Nepal begins second Trade Policy ReviewThe government has started work on the Trade Policy Review (TPR), a mandatory component for members of the World Trade Organisation (WTO), which it has to submit to the secretariat of the multilateral organisation by the end of 2018.
The government has started work on the Trade Policy Review (TPR), a mandatory component for members of the World Trade Organisation (WTO), which it has to submit to the secretariat of the multilateral organisation by the end of 2018.
This is the second time that Nepal is reviewing its trade policy after becoming the 147th member of the WTO in April 2004. Nepal conducted its first TPR in 2012.
The WTO protocol states that each member nation needs to revisit its trade policy at specific intervals. As per the protocol, the least developed countries are required to review their trade policy every six years. The developed and developing countries have to do so every two and four years respectively. According to Ministry of Commerce, it has formed a steering committee led by Secretary Chandra Kumar Ghimire and a technical committee led by the joint secretary at the planning division of the ministry.
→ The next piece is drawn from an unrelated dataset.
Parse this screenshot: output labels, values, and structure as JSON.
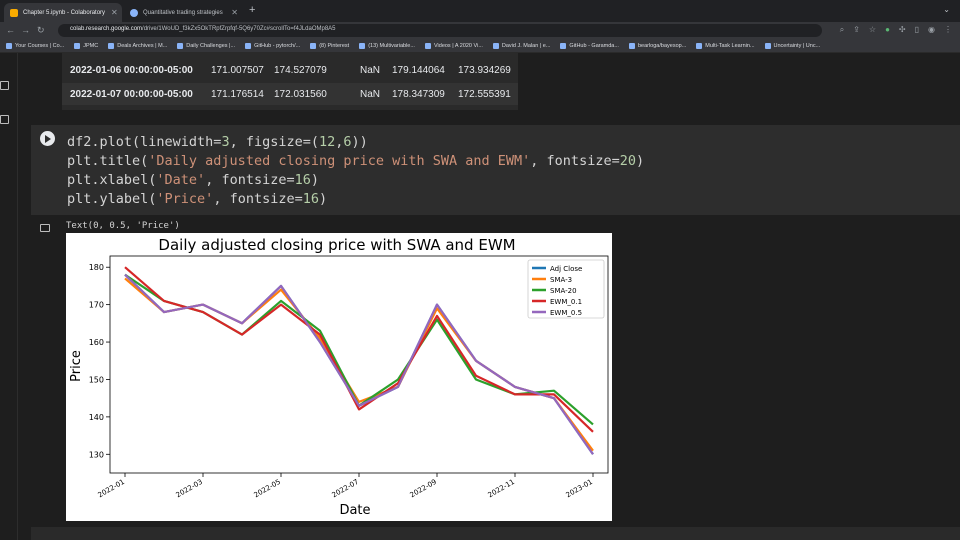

“These committees will be preparing a draft on a major review in the policies that directly affected the country’s foreign trade in the years following 2012,” ministry spokesperson Rabi Shankar Sainju said. “In addition, we have to report to the WTO about the progress the country has achieved over the years in macroeconomic areas.”
Sainju said a team from the WTO, Geneva would be visiting Nepal by the end of this week. “The reports drafted by the government and the WTO mission will be presented to the secretariat of the WTO.”
During the period following the first TPR in 2012, Nepal has endorsed the Nepal Electricity Regulatory Commission Act, Power Purchase Guideline, Guidelines for Development of Grid Connected Alternative Energy, Trade Policy 2015, Industrial Enterprises Act 2016, Companies Act 2017, Foreign Investment and One-Window Policy 2015 and National Tourism Strategy 2016-25, among others.
Nepal started to liberalize its trade and investment regime in 1992 and became the first least developed country to join the WTO. Over the period, the country’s economic performance has fallen short of the goals. The key factors impeding higher rates of GDP growth include political instability and supply-side constraints mainly resulting from notably energy shortages, poor infrastructure and labour problems.
Due to these obstacles, Nepal has not been able to achieve diversification in exportable goods and trading partner countries. In addition, Nepal has not been able to overcome non-tariff measures in a number of trading partner countries which have still been providing preferential market access. Although energy shortages and labour related issues have eased to some extent, Nepal is still struggling to check the widening trade deficit caused by slow progress in exports coinciding with a jump in imports.
In 2016-17, Nepal witnessed a negative trade balance of Rs917 billion, up 30 percent compared to the previous year. In the first six months of the current fiscal year too, the country’s trade deficit has surged to Rs493 billion from Rs428.33 billion.